In this film, Hunt has become a completely different person. This version of the character took the previous one and most likely bludgeoned him to death with his own longboard. Ethan Hunt decided to end that part of his life by heading down to a reasonably priced barbershop and asked for an adult haircut.

One that would be more fitting for someone that is ready to settle down and take a teaching job in the IMF agency. Unfortunately, what comes with this snip of the hair comes a portion of confidence as well. Mission Impossible 2 Ethan Hunt would’ve take any mission offered from Musgrave in a beer chug heartbeat, but instead had to find comfort and confidence in the confines his workshed surrounded by the smell of pine and tools.

Hunt is even looked at as a mentor or some type of father figure by Lindsey Farris and inadvertently becomes the new Jim Phelps.

Mission: Impossible – Ghost Protocol (2011)

Mission Impossible Ghost Protocol

With his wife out of the way, Ethan is single and ready to mingle. His hairstyle has gone back to its Mission Impossible 2 way but with less bro dog bounce. This could be called his midlife crisis stage. The IMF Secretary, who had called him friend, is killed right before eyes and, once again, he is blamed for a crime that he didn’t commit.

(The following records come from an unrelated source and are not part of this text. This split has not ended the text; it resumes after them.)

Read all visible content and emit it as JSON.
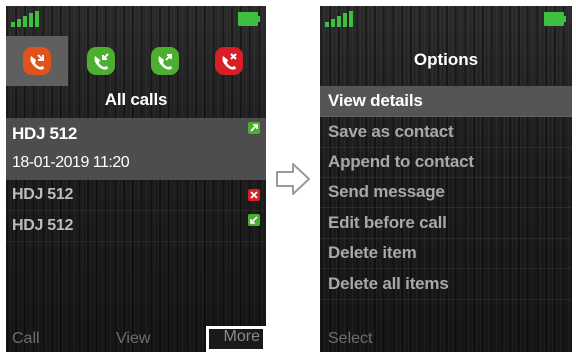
{
  "left_screen": {
    "tabs": [
      {
        "icon": "missed-calls-icon",
        "color": "#e0531d",
        "active": true
      },
      {
        "icon": "received-calls-icon",
        "color": "#4caf2f",
        "active": false
      },
      {
        "icon": "dialled-calls-icon",
        "color": "#4caf2f",
        "active": false
      },
      {
        "icon": "rejected-calls-icon",
        "color": "#d61f26",
        "active": false
      }
    ],
    "list_title": "All calls",
    "selected_entry": {
      "name": "HDJ 512",
      "datetime": "18-01-2019 11:20",
      "icon": "outgoing-call-icon"
    },
    "entries": [
      {
        "name": "HDJ 512",
        "icon": "missed-call-icon"
      },
      {
        "name": "HDJ 512",
        "icon": "incoming-call-icon"
      }
    ],
    "softkeys": {
      "left": "Call",
      "center": "View",
      "right": "More"
    }
  },
  "right_screen": {
    "title": "Options",
    "items": [
      {
        "label": "View details",
        "selected": true
      },
      {
        "label": "Save as contact",
        "selected": false
      },
      {
        "label": "Append to contact",
        "selected": false
      },
      {
        "label": "Send message",
        "selected": false
      },
      {
        "label": "Edit before call",
        "selected": false
      },
      {
        "label": "Delete item",
        "selected": false
      },
      {
        "label": "Delete all items",
        "selected": false
      }
    ],
    "softkeys": {
      "left": "Select"
    }
  },
  "colors": {
    "accent_green": "#4caf2f",
    "missed_red": "#d61f26",
    "active_orange": "#e0531d"
  }
}
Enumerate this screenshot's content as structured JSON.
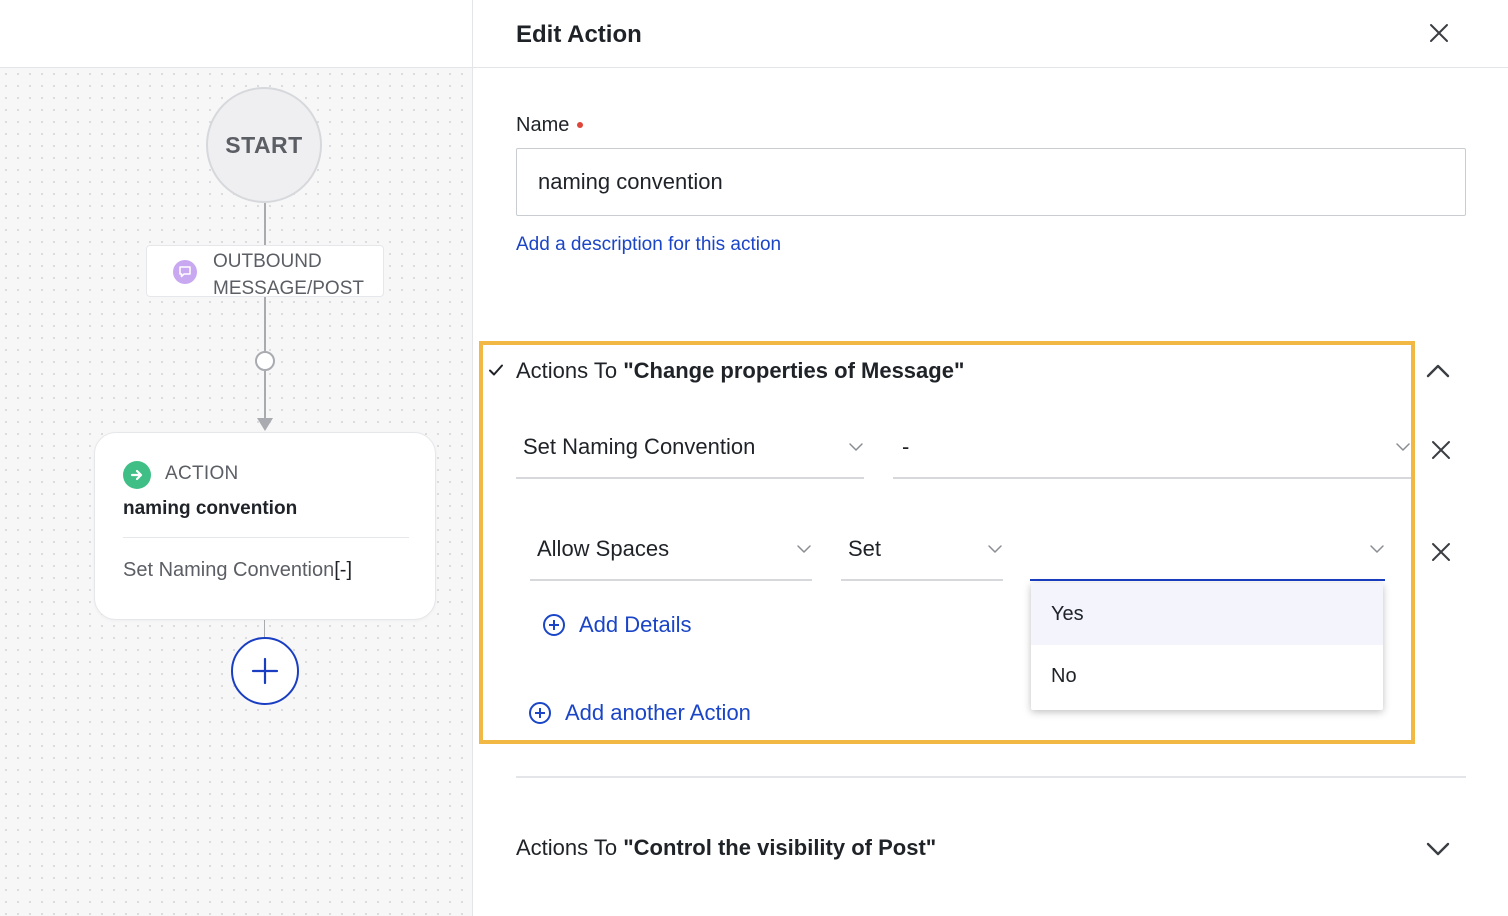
{
  "canvas": {
    "start_label": "START",
    "trigger": {
      "label": "OUTBOUND MESSAGE/POST",
      "icon": "message-icon",
      "icon_color": "#c8a8f1"
    },
    "action_card": {
      "type_label": "ACTION",
      "name": "naming convention",
      "summary_prefix": "Set Naming Convention",
      "summary_value": "[-]",
      "icon": "arrow-right-icon",
      "icon_color": "#3fbf86"
    },
    "add_node_icon": "plus-icon"
  },
  "panel": {
    "title": "Edit Action",
    "name_label": "Name",
    "name_value": "naming convention",
    "description_link": "Add a description for this action",
    "section1": {
      "prefix": "Actions To ",
      "target": "\"Change properties of Message\"",
      "rows": [
        {
          "field": "Set Naming Convention",
          "value": "-"
        },
        {
          "field": "Allow Spaces",
          "operator": "Set",
          "value": ""
        }
      ],
      "add_details": "Add Details",
      "add_another": "Add another Action",
      "dropdown_options": [
        "Yes",
        "No"
      ]
    },
    "section2": {
      "prefix": "Actions To ",
      "target": "\"Control the visibility of Post\""
    }
  },
  "colors": {
    "accent": "#1a45c7",
    "highlight_border": "#f1b844",
    "required": "#e0453a"
  }
}
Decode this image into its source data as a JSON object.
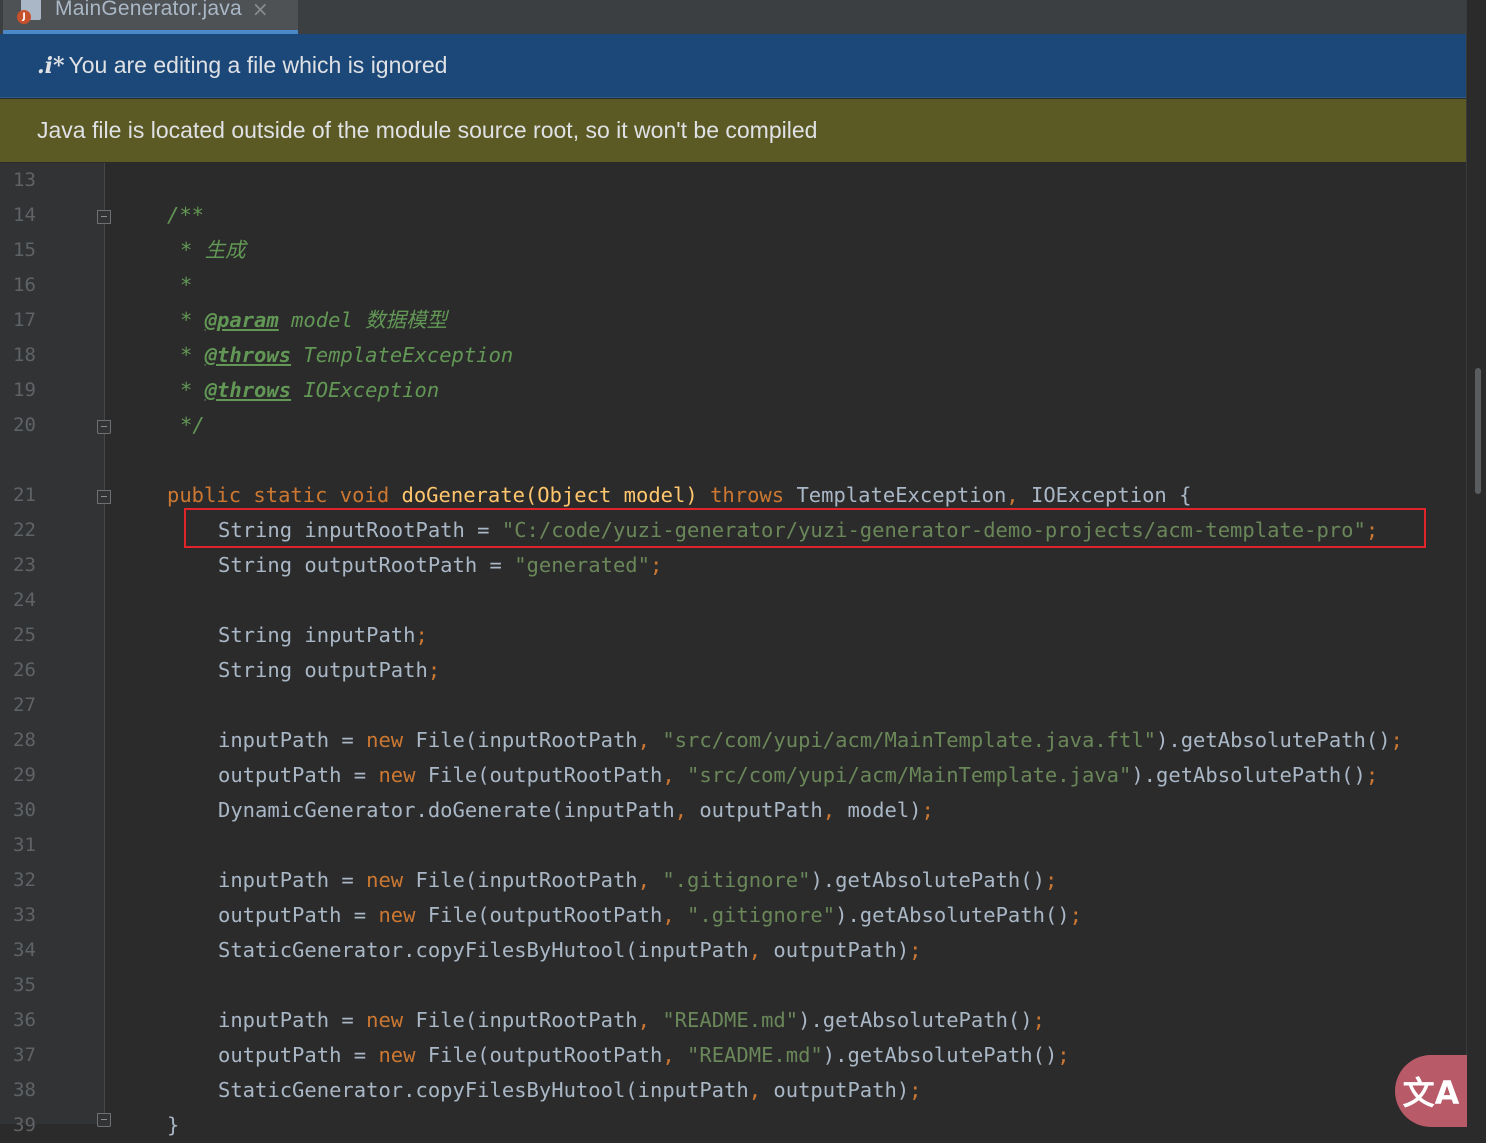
{
  "tab": {
    "title": "MainGenerator.java",
    "close_glyph": "×",
    "icon_letter": "J"
  },
  "banners": {
    "ignored_prefix": ".i*",
    "ignored_text": "You are editing a file which is ignored",
    "warning_text": "Java file is located outside of the module source root, so it won't be compiled"
  },
  "colors": {
    "ignored_banner": "#1b4878",
    "warning_banner": "#5b5a24",
    "highlight_box": "#e0242a",
    "keyword": "#cc7832",
    "string": "#6a8759",
    "doc_comment": "#629755"
  },
  "line_numbers": [
    "13",
    "14",
    "15",
    "16",
    "17",
    "18",
    "19",
    "20",
    "21",
    "22",
    "23",
    "24",
    "25",
    "26",
    "27",
    "28",
    "29",
    "30",
    "31",
    "32",
    "33",
    "34",
    "35",
    "36",
    "37",
    "38",
    "39"
  ],
  "code": {
    "l14": "/**",
    "l15_star": "* ",
    "l15_text": "生成",
    "l16": "*",
    "l17_star": "* ",
    "l17_tag": "@param",
    "l17_name": " model ",
    "l17_desc": "数据模型",
    "l18_star": "* ",
    "l18_tag": "@throws",
    "l18_type": " TemplateException",
    "l19_star": "* ",
    "l19_tag": "@throws",
    "l19_type": " IOException",
    "l20": "*/",
    "l21_kw": "public static void ",
    "l21_name": "doGenerate(Object model) ",
    "l21_throws": "throws ",
    "l21_ex1": "TemplateException",
    "l21_comma": ", ",
    "l21_ex2": "IOException {",
    "l22_decl": "String inputRootPath = ",
    "l22_str": "\"C:/code/yuzi-generator/yuzi-generator-demo-projects/acm-template-pro\"",
    "l23_decl": "String outputRootPath = ",
    "l23_str": "\"generated\"",
    "l25_decl": "String inputPath",
    "l26_decl": "String outputPath",
    "l28_a": "inputPath = ",
    "l28_b": "File(inputRootPath",
    "l28_str": "\"src/com/yupi/acm/MainTemplate.java.ftl\"",
    "l28_c": ").getAbsolutePath()",
    "l29_a": "outputPath = ",
    "l29_b": "File(outputRootPath",
    "l29_str": "\"src/com/yupi/acm/MainTemplate.java\"",
    "l29_c": ").getAbsolutePath()",
    "l30_a": "DynamicGenerator.doGenerate(inputPath",
    "l30_b": "outputPath",
    "l30_c": "model)",
    "l32_a": "inputPath = ",
    "l32_b": "File(inputRootPath",
    "l32_str": "\".gitignore\"",
    "l32_c": ").getAbsolutePath()",
    "l33_a": "outputPath = ",
    "l33_b": "File(outputRootPath",
    "l33_str": "\".gitignore\"",
    "l33_c": ").getAbsolutePath()",
    "l34_a": "StaticGenerator.copyFilesByHutool(inputPath",
    "l34_b": "outputPath)",
    "l36_a": "inputPath = ",
    "l36_b": "File(inputRootPath",
    "l36_str": "\"README.md\"",
    "l36_c": ").getAbsolutePath()",
    "l37_a": "outputPath = ",
    "l37_b": "File(outputRootPath",
    "l37_str": "\"README.md\"",
    "l37_c": ").getAbsolutePath()",
    "l38_a": "StaticGenerator.copyFilesByHutool(inputPath",
    "l38_b": "outputPath)",
    "l39": "}",
    "kw_new": "new ",
    "semi": ";",
    "comma": ", "
  },
  "translate_button": {
    "glyph": "文A",
    "icon": "translate-icon"
  }
}
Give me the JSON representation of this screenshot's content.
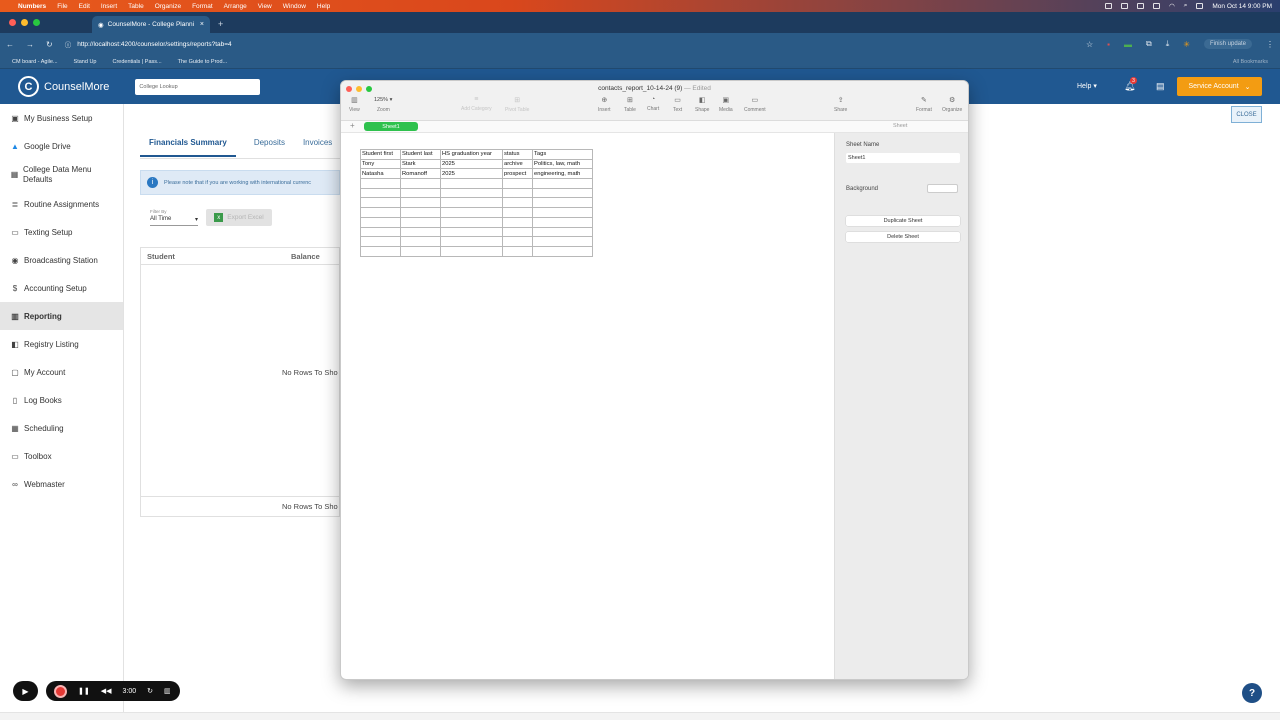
{
  "menubar": {
    "app": "Numbers",
    "items": [
      "File",
      "Edit",
      "Insert",
      "Table",
      "Organize",
      "Format",
      "Arrange",
      "View",
      "Window",
      "Help"
    ],
    "datetime": "Mon Oct 14  9:00 PM"
  },
  "browser": {
    "tab_title": "CounselMore - College Planni",
    "url": "http://localhost:4200/counselor/settings/reports?tab=4",
    "finish_update": "Finish update",
    "bookmarks": [
      "CM board - Agile...",
      "Stand Up",
      "Credentials | Pass...",
      "The Guide to Prod..."
    ],
    "all_bookmarks": "All Bookmarks"
  },
  "header": {
    "brand": "CounselMore",
    "search_placeholder": "College Lookup",
    "help": "Help",
    "notif_count": "3",
    "account": "Service Account"
  },
  "sidebar": {
    "items": [
      {
        "label": "My Business Setup",
        "icon": "briefcase-icon"
      },
      {
        "label": "Google Drive",
        "icon": "google-drive-icon"
      },
      {
        "label": "College Data Menu Defaults",
        "icon": "table-icon"
      },
      {
        "label": "Routine Assignments",
        "icon": "list-icon"
      },
      {
        "label": "Texting Setup",
        "icon": "chat-icon"
      },
      {
        "label": "Broadcasting Station",
        "icon": "broadcast-icon"
      },
      {
        "label": "Accounting Setup",
        "icon": "dollar-icon"
      },
      {
        "label": "Reporting",
        "icon": "chart-icon"
      },
      {
        "label": "Registry Listing",
        "icon": "registry-icon"
      },
      {
        "label": "My Account",
        "icon": "account-icon"
      },
      {
        "label": "Log Books",
        "icon": "book-icon"
      },
      {
        "label": "Scheduling",
        "icon": "calendar-icon"
      },
      {
        "label": "Toolbox",
        "icon": "toolbox-icon"
      },
      {
        "label": "Webmaster",
        "icon": "link-icon"
      }
    ]
  },
  "main": {
    "close": "CLOSE",
    "tabs": [
      "Financials Summary",
      "Deposits",
      "Invoices"
    ],
    "notice": "Please note that if you are working with international currenc",
    "filter_label": "Filter By",
    "filter_value": "All Time",
    "export": "Export Excel",
    "grid_headers": [
      "Student",
      "Balance"
    ],
    "no_rows": "No Rows To Sho"
  },
  "numbers": {
    "title": "contacts_report_10-14-24 (9)",
    "edited": "— Edited",
    "zoom": "125%",
    "tools": {
      "view": "View",
      "zoom": "Zoom",
      "add_category": "Add Category",
      "pivot_table": "Pivot Table",
      "insert": "Insert",
      "table": "Table",
      "chart": "Chart",
      "text": "Text",
      "shape": "Shape",
      "media": "Media",
      "comment": "Comment",
      "share": "Share",
      "format": "Format",
      "organize": "Organize"
    },
    "sheet_tab": "Sheet1",
    "inspector_tab": "Sheet",
    "sheet_name_label": "Sheet Name",
    "sheet_name_value": "Sheet1",
    "background_label": "Background",
    "duplicate": "Duplicate Sheet",
    "delete": "Delete Sheet",
    "table_header": [
      "Student first",
      "Student last",
      "HS graduation year",
      "status",
      "Tags"
    ],
    "table_rows": [
      [
        "Tony",
        "Stark",
        "2025",
        "archive",
        "Politics, law, math"
      ],
      [
        "Natasha",
        "Romanoff",
        "2025",
        "prospect",
        "engineering, math"
      ]
    ]
  },
  "recorder": {
    "time": "3:00"
  }
}
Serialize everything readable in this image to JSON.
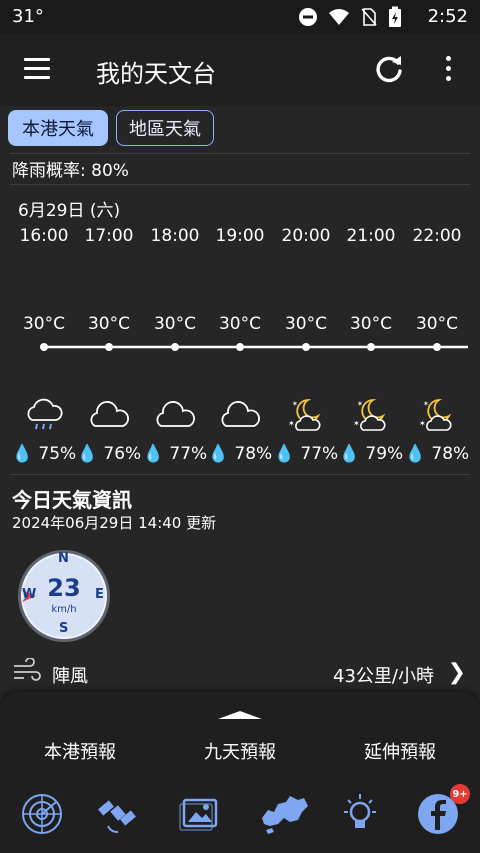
{
  "status_bar": {
    "temperature": "31°",
    "time": "2:52"
  },
  "app_bar": {
    "title": "我的天文台"
  },
  "tabs": [
    {
      "label": "本港天氣",
      "active": true
    },
    {
      "label": "地區天氣",
      "active": false
    }
  ],
  "rain_probability": "降雨概率: 80%",
  "forecast": {
    "date": "6月29日 (六)",
    "hours": [
      "16:00",
      "17:00",
      "18:00",
      "19:00",
      "20:00",
      "21:00",
      "22:00"
    ],
    "temperatures": [
      "30°C",
      "30°C",
      "30°C",
      "30°C",
      "30°C",
      "30°C",
      "30°C"
    ],
    "temperature_values": [
      30,
      30,
      30,
      30,
      30,
      30,
      30
    ],
    "icons": [
      "rain-cloud-icon",
      "cloud-icon",
      "cloud-icon",
      "cloud-icon",
      "night-cloud-icon",
      "night-cloud-icon",
      "night-cloud-icon"
    ],
    "humidity": [
      "75%",
      "76%",
      "77%",
      "78%",
      "77%",
      "79%",
      "78%"
    ]
  },
  "today_info": {
    "title": "今日天氣資訊",
    "updated": "2024年06月29日 14:40 更新"
  },
  "wind": {
    "speed": "23",
    "unit": "km/h",
    "directions": {
      "n": "N",
      "e": "E",
      "s": "S",
      "w": "W"
    }
  },
  "gust": {
    "label": "陣風",
    "value": "43公里/小時",
    "chevron": "❯"
  },
  "bottom_nav": {
    "links": [
      "本港預報",
      "九天預報",
      "延伸預報"
    ],
    "badge": "9+"
  },
  "colors": {
    "accent": "#a7c6ff",
    "icon_blue": "#7fa6f0",
    "background": "#262626"
  }
}
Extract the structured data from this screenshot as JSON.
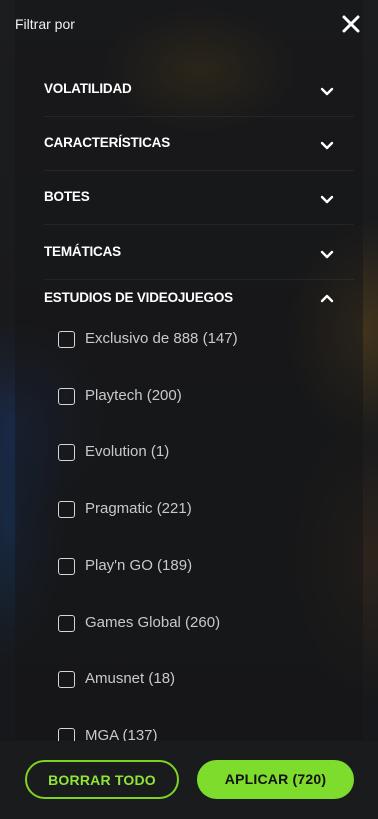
{
  "header": {
    "title": "Filtrar por"
  },
  "sections": [
    {
      "label": "VOLATILIDAD",
      "expanded": false
    },
    {
      "label": "CARACTERÍSTICAS",
      "expanded": false
    },
    {
      "label": "BOTES",
      "expanded": false
    },
    {
      "label": "TEMÁTICAS",
      "expanded": false
    },
    {
      "label": "ESTUDIOS DE VIDEOJUEGOS",
      "expanded": true
    }
  ],
  "studios": [
    {
      "label": "Exclusivo de 888 (147)",
      "checked": false
    },
    {
      "label": "Playtech (200)",
      "checked": false
    },
    {
      "label": "Evolution (1)",
      "checked": false
    },
    {
      "label": "Pragmatic (221)",
      "checked": false
    },
    {
      "label": "Play'n GO (189)",
      "checked": false
    },
    {
      "label": "Games Global (260)",
      "checked": false
    },
    {
      "label": "Amusnet (18)",
      "checked": false
    },
    {
      "label": "MGA (137)",
      "checked": false
    }
  ],
  "footer": {
    "clear_label": "BORRAR TODO",
    "apply_label": "APLICAR (720)"
  },
  "colors": {
    "accent": "#7edc2c",
    "background": "#16181b",
    "text": "#ffffff"
  },
  "icons": {
    "close": "close-icon",
    "collapsed": "chevron-down-icon",
    "expanded": "chevron-up-icon",
    "checkbox": "checkbox-icon"
  }
}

This causes him to question his past efforts and his self-worth to the organization that he has been a part for so many years.  More evidence of a midlife crisis comes in the form of William Brandt. Brandt is seen as a new and improved version of Hunt, and his possible replacement.

For Ethan to feel like he’s still worth a damn and not too old for this shit, Hunt embarks on wild stunts and death defying acts to prove that he’s still got it.

Mission: Impossible – Rogue Nation (2015)

MIssion Impossible Rogue Nation

This choice of hairstyle is interesting because it’s a mixture of Mission: Impossble 2 and Mission: Impossible 3. It still has a long enough length to show a more relaxed Hunt but still, business-oriented in the front. The need to overcompensate isn’t there and his confidence level has gone up since we last saw him.

Hunt has begun thinking less of himself and wants to do more to protect the people around him.

He’s even willing to put his life on the line for Benji when the time comes, which is something we haven’t seen in his past adventures.

He’s found a balance within himself because he knows that his mission to find the Syndicate’s existence is sound despite what everyone else is telling him. He’s 100% in the right in his theory and will let his findings speak for itself instead of using the tired old acrobatic drops to do the talking.

Some might call this attention to detail obsessive, weird, or maybe a person with too much time on his hands. I would argue that the hypnotic nature of Cruise’s hair has the power of L. Ron Hubbard flowing through it, giving the mop and the man their power to defy logic.

Just beware of falling into its gaze because once his mane has itself wrapped around you, there’s no hair removal product that will be able to set you free.

Click to comment

More in Editorials

To Top